- **BRIEF**: Could you copy out all of the entries exactly?

- **PROVIDED MATERIAL**:

┌──

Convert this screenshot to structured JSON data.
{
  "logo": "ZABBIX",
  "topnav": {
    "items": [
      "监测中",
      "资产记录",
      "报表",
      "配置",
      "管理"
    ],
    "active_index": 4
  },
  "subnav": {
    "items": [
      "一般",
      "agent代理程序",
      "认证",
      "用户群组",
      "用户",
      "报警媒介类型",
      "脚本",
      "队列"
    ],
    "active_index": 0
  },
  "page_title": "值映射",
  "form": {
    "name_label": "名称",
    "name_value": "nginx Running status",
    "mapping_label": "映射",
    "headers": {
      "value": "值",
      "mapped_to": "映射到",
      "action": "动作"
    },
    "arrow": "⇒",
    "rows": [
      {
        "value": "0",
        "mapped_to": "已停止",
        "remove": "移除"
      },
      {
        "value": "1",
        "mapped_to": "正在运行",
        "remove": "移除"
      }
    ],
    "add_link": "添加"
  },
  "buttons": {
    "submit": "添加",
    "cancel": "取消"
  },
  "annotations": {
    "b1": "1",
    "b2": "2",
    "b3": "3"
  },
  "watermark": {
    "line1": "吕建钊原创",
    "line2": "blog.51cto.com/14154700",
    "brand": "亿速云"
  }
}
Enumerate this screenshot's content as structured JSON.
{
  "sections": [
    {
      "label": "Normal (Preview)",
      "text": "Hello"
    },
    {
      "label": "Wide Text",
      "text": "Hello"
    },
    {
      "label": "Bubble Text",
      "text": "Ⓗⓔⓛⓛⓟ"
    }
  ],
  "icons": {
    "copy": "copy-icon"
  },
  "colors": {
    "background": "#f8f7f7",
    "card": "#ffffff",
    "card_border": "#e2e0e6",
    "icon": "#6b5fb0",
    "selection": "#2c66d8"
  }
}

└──

- **ANSWER AREA**:
Convert this screenshot to structured JSON data.
{
  "logo": "ZABBIX",
  "topnav": {
    "items": [
      "监测中",
      "资产记录",
      "报表",
      "配置",
      "管理"
    ],
    "active_index": 4
  },
  "subnav": {
    "items": [
      "一般",
      "agent代理程序",
      "认证",
      "用户群组",
      "用户",
      "报警媒介类型",
      "脚本",
      "队列"
    ],
    "active_index": 0
  },
  "page_title": "值映射",
  "form": {
    "name_label": "名称",
    "name_value": "nginx Running status",
    "mapping_label": "映射",
    "headers": {
      "value": "值",
      "mapped_to": "映射到",
      "action": "动作"
    },
    "arrow": "⇒",
    "rows": [
      {
        "value": "0",
        "mapped_to": "已停止",
        "remove": "移除"
      },
      {
        "value": "1",
        "mapped_to": "正在运行",
        "remove": "移除"
      }
    ],
    "add_link": "添加"
  },
  "buttons": {
    "submit": "添加",
    "cancel": "取消"
  },
  "annotations": {
    "b1": "1",
    "b2": "2",
    "b3": "3"
  },
  "watermark": {
    "line1": "吕建钊原创",
    "line2": "blog.51cto.com/14154700",
    "brand": "亿速云"
  }
}
Enumerate this screenshot's content as structured JSON.
{
  "sections": [
    {
      "label": "Normal (Preview)",
      "text": "Hello"
    },
    {
      "label": "Wide Text",
      "text": "Hello"
    },
    {
      "label": "Bubble Text",
      "text": "Ⓗⓔⓛⓛⓟ"
    }
  ],
  "icons": {
    "copy": "copy-icon"
  },
  "colors": {
    "background": "#f8f7f7",
    "card": "#ffffff",
    "card_border": "#e2e0e6",
    "icon": "#6b5fb0",
    "selection": "#2c66d8"
  }
}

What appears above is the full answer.